Perhaps, though, what would stand out most in a bird’s eye look of labor markets in MENA is the sheer number of working age individuals who are not employed, a vast well of untapped human resources.
Three out of four working-age women still do not participate in the labor force, and constitute 80–90 percent of MENA’s inactive population. These rates have not improved substantially in spite of improving educational achievement for women, and of a decade of sustained economic growth right up until the recent financial crisis. In addition, an alarmingly large number of young people are neither in school nor at work, and in many countries most of them are actually out of the labor force. Thus, the much-discussed youth unemployment rates of the MENA region, the world’s highest, grossly underestimate the extent of ‘joblessness’, because they only include those actively seeking work.

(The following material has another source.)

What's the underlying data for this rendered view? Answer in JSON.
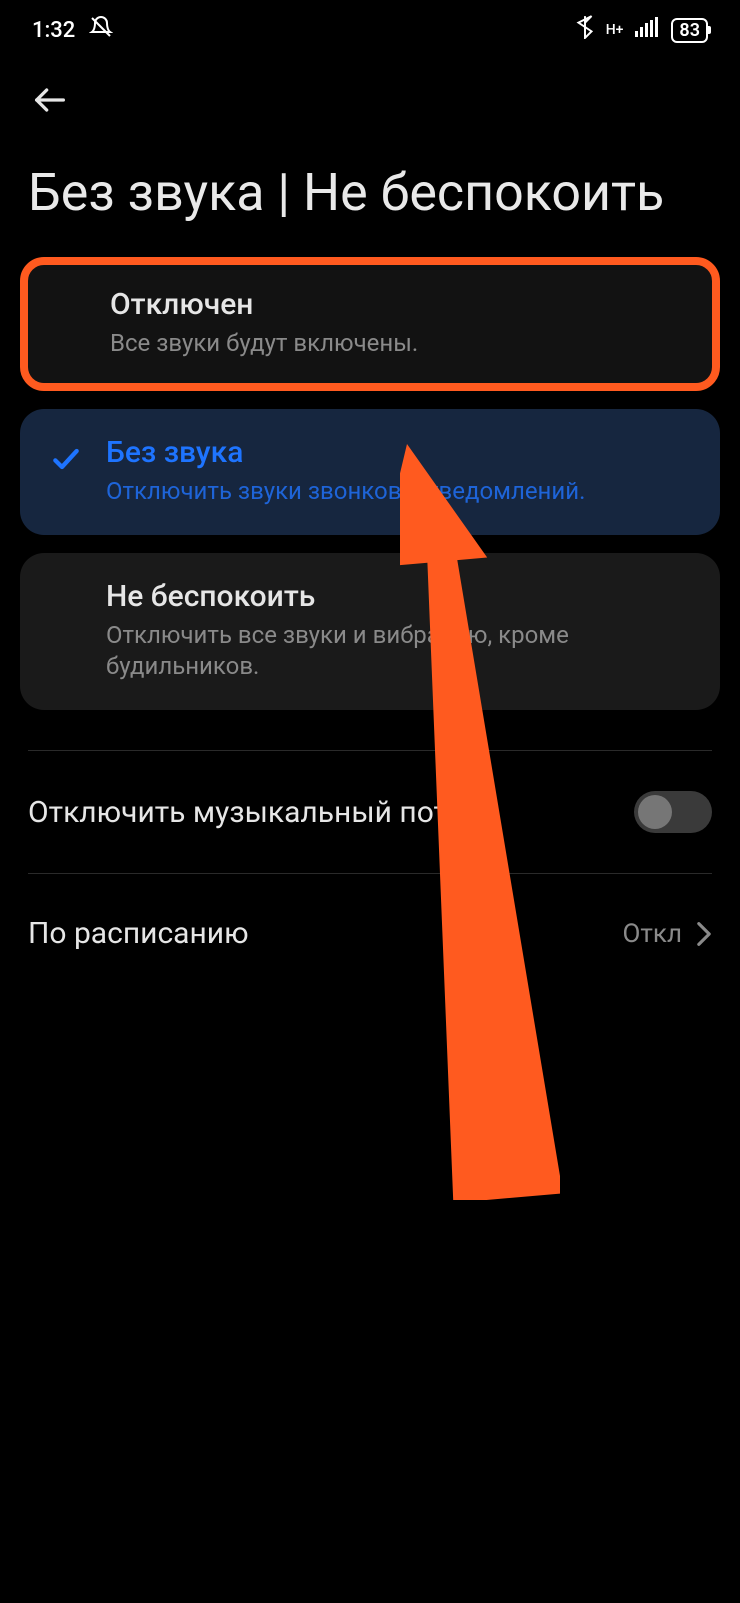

What I mostly gathered from my encounters was the frustration of not having any clue of how one could turn hard work and talent into success. I remember a 24 year-old woman from Tangier recounting how she went to law school, with the support and sacrifice of her poor family, only to find out at the end that her degree was no help in getting her a job.
Public sector jobs in some countries have become so rare, and so coveted, that only those from top institutions, or the most connected, can credibly aspire to them. When searching for work in private companies, she learned her degree had little value, and rather that what employers wanted were French language and computer skills, or, in some instances, her willingness to be in workplaces where her safety as a woman was at risk.
Above all, she struggled at explaining to her mostly illiterate family members why all those years of education had not led her to a better life than their own. And, in fact, the reasons for this inefficient and inequitable distribution of opportunities are complex, and rooted in the economic history and political economy of the region. Understanding them requires exploring a number of factors at play: why are educated young people no longer able to enter the middle class track as their parents could? Why did economic growth fail to translate into broader benefits for the majority of the population in the Middle East and North Africa, compared to many economies in Asia, or in a country like Turkey? Why are the few available good jobs allocated mostly to older males, at the expense of young people and women? Why is the formal private sector employing such a small share of the working population?
This blog is part of a weekly series that we hope will provide some food for thought on these critical questions, based on our latest data and research. The common thread and objective of these blogs is to spur a conversation on “what to tell your Finance Minister”, in preparation for the World Bank Annual Meetings in October 2012. We want to know what YOU think is holding people back, and what can be done to create more and better jobs in MENA. Please send us your thoughts and join us for a live web chat on jobs on September 17.
This blog is part of a weekly series that we hope will provide some food for thought on the critical questions outlined in the forthcoming MENA Flagship Report on Jobs. The common thread and objective of these blogs are to spur a conversation on “what to tell your Finance Minister.” This is in preparation for the World Bank Annual Meetings in October 2012, where the report's main messages and the results of the live chat will be presented to MENA policy makers. We want to know what YOU think is holding people back, and what can be done to create more and better jobs in MENA. Please send us your thoughts and join us for a live web chat on jobs on September 17.
Read the previous week's blog in the series: